17th/18th c; pine, mineral pigments. Rare as not many “torgams” survived. Auspicious painted decoration. 21½” h. 10¼” w. 14½” d.
A torgam is a type of Tibetan cabinet used to store ritual offering cakes called “torma.” This small ritual cabinet is a very rare piece because of its form and auspicious painted decoration and also because not many of this type of religious relic survived. It has some of the looks of another Tibetan offering cabinet called a “pegam”, which has a scalloped back panel at the top and molded panels at the sides to hold ritual text. This torgam has the scalloped top back panel but no side panels; instead, there is a double-doors compartment in front to hold the torma as offerings to a deity statue placed on the platform above.

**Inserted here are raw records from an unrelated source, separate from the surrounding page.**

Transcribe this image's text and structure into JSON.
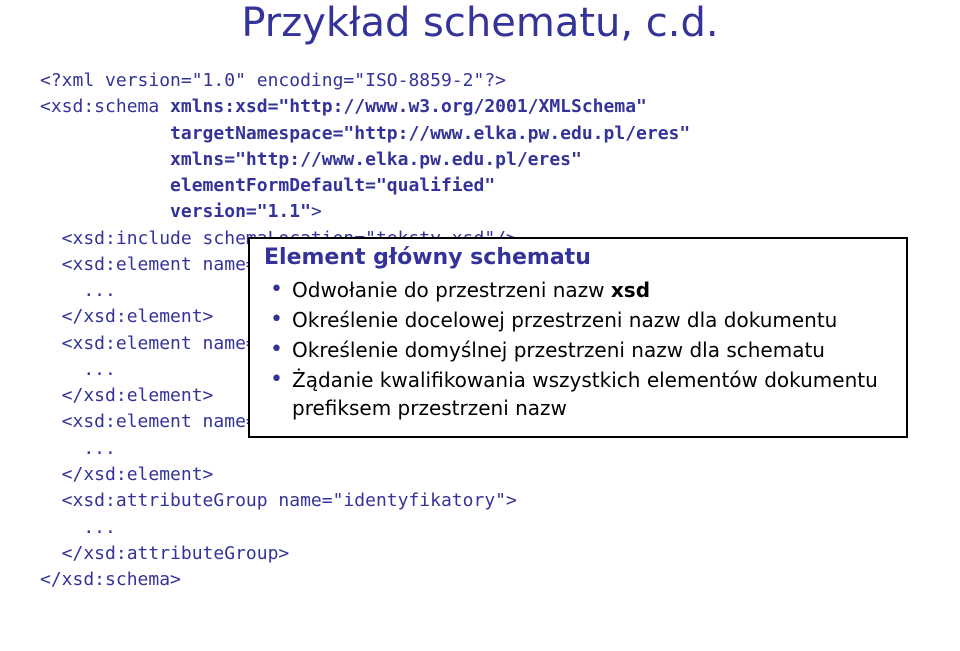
{
  "title": "Przykład schematu, c.d.",
  "code": {
    "l0": "<?xml version=\"1.0\" encoding=\"ISO-8859-2\"?>",
    "l1a": "<xsd:schema ",
    "l1b": "xmlns:xsd=\"http://www.w3.org/2001/XMLSchema\"",
    "l2": "            targetNamespace=\"http://www.elka.pw.edu.pl/eres\"",
    "l3": "            xmlns=\"http://www.elka.pw.edu.pl/eres\"",
    "l4": "            elementFormDefault=\"qualified\"",
    "l5a": "            version=\"1.1\"",
    "l5b": ">",
    "l6": "  <xsd:include schemaLocation=\"teksty.xsd\"/>",
    "l7": "  <xsd:element name=\"eres\">",
    "l8": "    ...",
    "l9": "  </xsd:element>",
    "l10": "  <xsd:element name=\"osoba\">",
    "l11": "    ...",
    "l12": "  </xsd:element>",
    "l13": "  <xsd:element name=\"przedmiot\">",
    "l14": "    ...",
    "l15": "  </xsd:element>",
    "l16": "  <xsd:attributeGroup name=\"identyfikatory\">",
    "l17": "    ...",
    "l18": "  </xsd:attributeGroup>",
    "l19": "</xsd:schema>"
  },
  "popup": {
    "title": "Element główny schematu",
    "items": [
      {
        "prefix": "Odwołanie do przestrzeni nazw ",
        "kw": "xsd",
        "suffix": ""
      },
      {
        "prefix": "Określenie docelowej przestrzeni nazw dla dokumentu",
        "kw": "",
        "suffix": ""
      },
      {
        "prefix": "Określenie domyślnej przestrzeni nazw dla schematu",
        "kw": "",
        "suffix": ""
      },
      {
        "prefix": "Żądanie kwalifikowania wszystkich elementów dokumentu prefiksem przestrzeni nazw",
        "kw": "",
        "suffix": ""
      }
    ]
  }
}
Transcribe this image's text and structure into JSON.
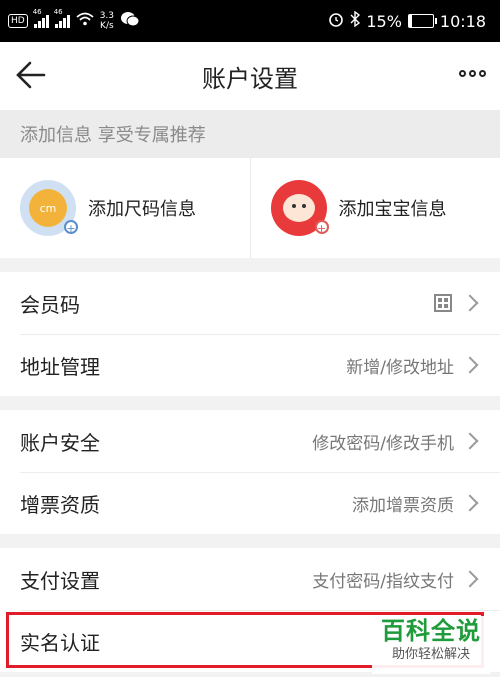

The vividly colored paintings tell folk stories of some fortuitous encounters that bode good fortune and longevity, as indicated on one panel by a deer and cranes; on another the appearance of a dragon to a scholar is a sign of achieving high status; and then cloud-forms signifying wishes to rain down from heaven. This unusual torgam was likely commissioned by a person of high rank to be placed in a private chapel dedicated to some guardian deity in his home.